# AIM OF THE EXERCISE
Copy each entry as it stands, leaving nothing out.

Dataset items
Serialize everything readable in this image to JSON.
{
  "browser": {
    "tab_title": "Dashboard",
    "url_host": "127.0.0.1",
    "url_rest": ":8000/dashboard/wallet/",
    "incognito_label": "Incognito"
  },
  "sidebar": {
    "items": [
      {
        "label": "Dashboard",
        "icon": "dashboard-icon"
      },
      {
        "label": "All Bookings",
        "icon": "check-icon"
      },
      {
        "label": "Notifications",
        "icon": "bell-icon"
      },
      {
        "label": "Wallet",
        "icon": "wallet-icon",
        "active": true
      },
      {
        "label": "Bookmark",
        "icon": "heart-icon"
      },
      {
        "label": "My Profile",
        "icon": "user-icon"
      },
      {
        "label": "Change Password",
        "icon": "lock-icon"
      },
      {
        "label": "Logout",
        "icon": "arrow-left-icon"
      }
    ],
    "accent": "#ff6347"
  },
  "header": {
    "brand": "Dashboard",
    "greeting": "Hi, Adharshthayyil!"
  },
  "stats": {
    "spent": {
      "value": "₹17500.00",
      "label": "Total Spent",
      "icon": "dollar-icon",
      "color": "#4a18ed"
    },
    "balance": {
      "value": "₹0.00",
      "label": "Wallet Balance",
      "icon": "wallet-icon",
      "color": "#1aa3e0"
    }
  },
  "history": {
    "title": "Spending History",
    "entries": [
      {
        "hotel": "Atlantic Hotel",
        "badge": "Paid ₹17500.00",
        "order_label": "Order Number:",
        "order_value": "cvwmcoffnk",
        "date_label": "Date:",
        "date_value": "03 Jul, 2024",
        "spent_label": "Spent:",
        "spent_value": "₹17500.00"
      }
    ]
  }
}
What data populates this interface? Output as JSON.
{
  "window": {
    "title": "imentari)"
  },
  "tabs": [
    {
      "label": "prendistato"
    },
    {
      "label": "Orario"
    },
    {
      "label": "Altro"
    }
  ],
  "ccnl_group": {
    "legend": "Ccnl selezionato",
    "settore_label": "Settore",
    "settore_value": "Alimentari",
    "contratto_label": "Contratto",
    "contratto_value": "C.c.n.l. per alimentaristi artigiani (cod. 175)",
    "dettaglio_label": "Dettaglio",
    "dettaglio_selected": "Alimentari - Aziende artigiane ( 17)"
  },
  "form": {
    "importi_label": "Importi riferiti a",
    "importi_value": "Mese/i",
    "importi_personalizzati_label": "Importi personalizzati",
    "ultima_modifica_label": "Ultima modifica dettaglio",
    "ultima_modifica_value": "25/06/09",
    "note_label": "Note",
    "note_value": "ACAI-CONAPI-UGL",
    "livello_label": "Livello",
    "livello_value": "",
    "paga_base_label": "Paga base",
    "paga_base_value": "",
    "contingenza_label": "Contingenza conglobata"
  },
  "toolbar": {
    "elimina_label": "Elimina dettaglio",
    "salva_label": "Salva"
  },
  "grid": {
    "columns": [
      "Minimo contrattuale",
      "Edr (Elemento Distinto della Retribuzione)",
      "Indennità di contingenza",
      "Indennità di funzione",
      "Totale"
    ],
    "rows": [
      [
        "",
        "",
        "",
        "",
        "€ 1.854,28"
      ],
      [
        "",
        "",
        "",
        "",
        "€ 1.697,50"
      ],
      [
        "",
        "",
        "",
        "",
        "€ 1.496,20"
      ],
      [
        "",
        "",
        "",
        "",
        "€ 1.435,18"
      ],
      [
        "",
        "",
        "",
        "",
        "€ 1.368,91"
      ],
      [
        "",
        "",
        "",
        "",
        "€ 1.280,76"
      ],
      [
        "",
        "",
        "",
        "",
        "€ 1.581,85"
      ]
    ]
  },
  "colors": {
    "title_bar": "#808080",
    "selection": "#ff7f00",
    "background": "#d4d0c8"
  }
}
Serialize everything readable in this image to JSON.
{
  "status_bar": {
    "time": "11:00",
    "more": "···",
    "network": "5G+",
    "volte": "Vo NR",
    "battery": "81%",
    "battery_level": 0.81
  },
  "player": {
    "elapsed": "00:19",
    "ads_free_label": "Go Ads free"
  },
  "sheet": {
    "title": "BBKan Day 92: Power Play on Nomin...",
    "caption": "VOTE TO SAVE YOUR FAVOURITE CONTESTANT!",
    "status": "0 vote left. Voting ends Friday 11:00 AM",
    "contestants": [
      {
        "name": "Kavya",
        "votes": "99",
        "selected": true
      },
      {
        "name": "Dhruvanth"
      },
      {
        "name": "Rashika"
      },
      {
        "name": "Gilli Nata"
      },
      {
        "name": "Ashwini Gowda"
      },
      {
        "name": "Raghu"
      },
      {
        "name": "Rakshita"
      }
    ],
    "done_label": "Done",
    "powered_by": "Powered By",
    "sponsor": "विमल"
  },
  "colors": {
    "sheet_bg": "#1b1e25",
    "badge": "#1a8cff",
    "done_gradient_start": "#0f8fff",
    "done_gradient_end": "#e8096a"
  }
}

# RESPONSE AREA
Serialize everything readable in this image to JSON.
{
  "browser": {
    "tab_title": "Dashboard",
    "url_host": "127.0.0.1",
    "url_rest": ":8000/dashboard/wallet/",
    "incognito_label": "Incognito"
  },
  "sidebar": {
    "items": [
      {
        "label": "Dashboard",
        "icon": "dashboard-icon"
      },
      {
        "label": "All Bookings",
        "icon": "check-icon"
      },
      {
        "label": "Notifications",
        "icon": "bell-icon"
      },
      {
        "label": "Wallet",
        "icon": "wallet-icon",
        "active": true
      },
      {
        "label": "Bookmark",
        "icon": "heart-icon"
      },
      {
        "label": "My Profile",
        "icon": "user-icon"
      },
      {
        "label": "Change Password",
        "icon": "lock-icon"
      },
      {
        "label": "Logout",
        "icon": "arrow-left-icon"
      }
    ],
    "accent": "#ff6347"
  },
  "header": {
    "brand": "Dashboard",
    "greeting": "Hi, Adharshthayyil!"
  },
  "stats": {
    "spent": {
      "value": "₹17500.00",
      "label": "Total Spent",
      "icon": "dollar-icon",
      "color": "#4a18ed"
    },
    "balance": {
      "value": "₹0.00",
      "label": "Wallet Balance",
      "icon": "wallet-icon",
      "color": "#1aa3e0"
    }
  },
  "history": {
    "title": "Spending History",
    "entries": [
      {
        "hotel": "Atlantic Hotel",
        "badge": "Paid ₹17500.00",
        "order_label": "Order Number:",
        "order_value": "cvwmcoffnk",
        "date_label": "Date:",
        "date_value": "03 Jul, 2024",
        "spent_label": "Spent:",
        "spent_value": "₹17500.00"
      }
    ]
  }
}
What data populates this interface? Output as JSON.
{
  "window": {
    "title": "imentari)"
  },
  "tabs": [
    {
      "label": "prendistato"
    },
    {
      "label": "Orario"
    },
    {
      "label": "Altro"
    }
  ],
  "ccnl_group": {
    "legend": "Ccnl selezionato",
    "settore_label": "Settore",
    "settore_value": "Alimentari",
    "contratto_label": "Contratto",
    "contratto_value": "C.c.n.l. per alimentaristi artigiani (cod. 175)",
    "dettaglio_label": "Dettaglio",
    "dettaglio_selected": "Alimentari - Aziende artigiane ( 17)"
  },
  "form": {
    "importi_label": "Importi riferiti a",
    "importi_value": "Mese/i",
    "importi_personalizzati_label": "Importi personalizzati",
    "ultima_modifica_label": "Ultima modifica dettaglio",
    "ultima_modifica_value": "25/06/09",
    "note_label": "Note",
    "note_value": "ACAI-CONAPI-UGL",
    "livello_label": "Livello",
    "livello_value": "",
    "paga_base_label": "Paga base",
    "paga_base_value": "",
    "contingenza_label": "Contingenza conglobata"
  },
  "toolbar": {
    "elimina_label": "Elimina dettaglio",
    "salva_label": "Salva"
  },
  "grid": {
    "columns": [
      "Minimo contrattuale",
      "Edr (Elemento Distinto della Retribuzione)",
      "Indennità di contingenza",
      "Indennità di funzione",
      "Totale"
    ],
    "rows": [
      [
        "",
        "",
        "",
        "",
        "€ 1.854,28"
      ],
      [
        "",
        "",
        "",
        "",
        "€ 1.697,50"
      ],
      [
        "",
        "",
        "",
        "",
        "€ 1.496,20"
      ],
      [
        "",
        "",
        "",
        "",
        "€ 1.435,18"
      ],
      [
        "",
        "",
        "",
        "",
        "€ 1.368,91"
      ],
      [
        "",
        "",
        "",
        "",
        "€ 1.280,76"
      ],
      [
        "",
        "",
        "",
        "",
        "€ 1.581,85"
      ]
    ]
  },
  "colors": {
    "title_bar": "#808080",
    "selection": "#ff7f00",
    "background": "#d4d0c8"
  }
}
Serialize everything readable in this image to JSON.
{
  "status_bar": {
    "time": "11:00",
    "more": "···",
    "network": "5G+",
    "volte": "Vo NR",
    "battery": "81%",
    "battery_level": 0.81
  },
  "player": {
    "elapsed": "00:19",
    "ads_free_label": "Go Ads free"
  },
  "sheet": {
    "title": "BBKan Day 92: Power Play on Nomin...",
    "caption": "VOTE TO SAVE YOUR FAVOURITE CONTESTANT!",
    "status": "0 vote left. Voting ends Friday 11:00 AM",
    "contestants": [
      {
        "name": "Kavya",
        "votes": "99",
        "selected": true
      },
      {
        "name": "Dhruvanth"
      },
      {
        "name": "Rashika"
      },
      {
        "name": "Gilli Nata"
      },
      {
        "name": "Ashwini Gowda"
      },
      {
        "name": "Raghu"
      },
      {
        "name": "Rakshita"
      }
    ],
    "done_label": "Done",
    "powered_by": "Powered By",
    "sponsor": "विमल"
  },
  "colors": {
    "sheet_bg": "#1b1e25",
    "badge": "#1a8cff",
    "done_gradient_start": "#0f8fff",
    "done_gradient_end": "#e8096a"
  }
}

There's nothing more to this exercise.